TASK DIRECTIONS: Filter the entries for lines with the word "name".

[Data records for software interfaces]
"""

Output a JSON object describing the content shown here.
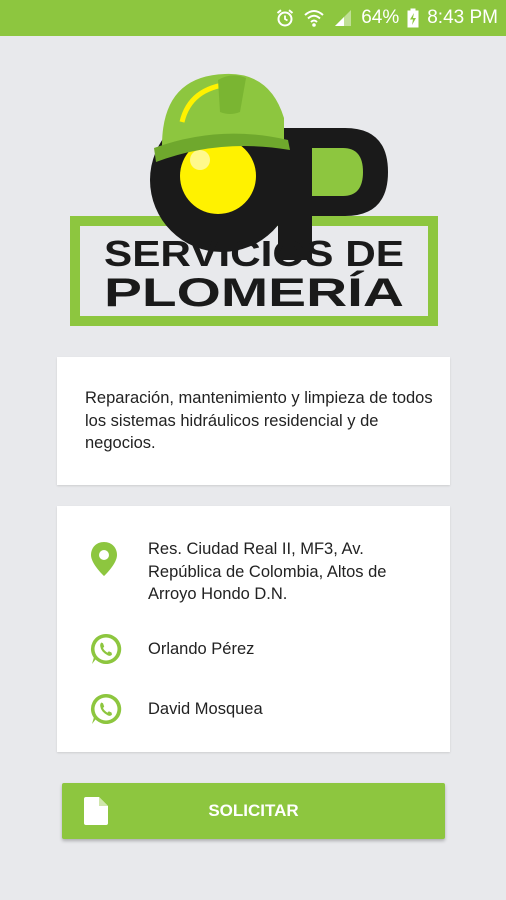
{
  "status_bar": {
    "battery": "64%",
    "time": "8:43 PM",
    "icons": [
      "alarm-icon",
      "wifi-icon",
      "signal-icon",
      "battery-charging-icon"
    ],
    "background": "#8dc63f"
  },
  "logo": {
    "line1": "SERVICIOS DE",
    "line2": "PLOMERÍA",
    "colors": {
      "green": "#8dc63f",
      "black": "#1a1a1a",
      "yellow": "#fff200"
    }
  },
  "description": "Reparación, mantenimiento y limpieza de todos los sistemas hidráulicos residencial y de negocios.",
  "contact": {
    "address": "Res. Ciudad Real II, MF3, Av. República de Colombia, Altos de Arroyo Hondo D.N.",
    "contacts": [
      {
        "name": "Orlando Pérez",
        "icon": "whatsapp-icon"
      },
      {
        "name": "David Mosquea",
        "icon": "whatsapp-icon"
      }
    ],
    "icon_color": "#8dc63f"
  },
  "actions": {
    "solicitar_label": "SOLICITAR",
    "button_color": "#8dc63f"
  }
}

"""

RESPONSE TO THIS EXERCISE:
        "name": "Orlando Pérez",
        "name": "David Mosquea",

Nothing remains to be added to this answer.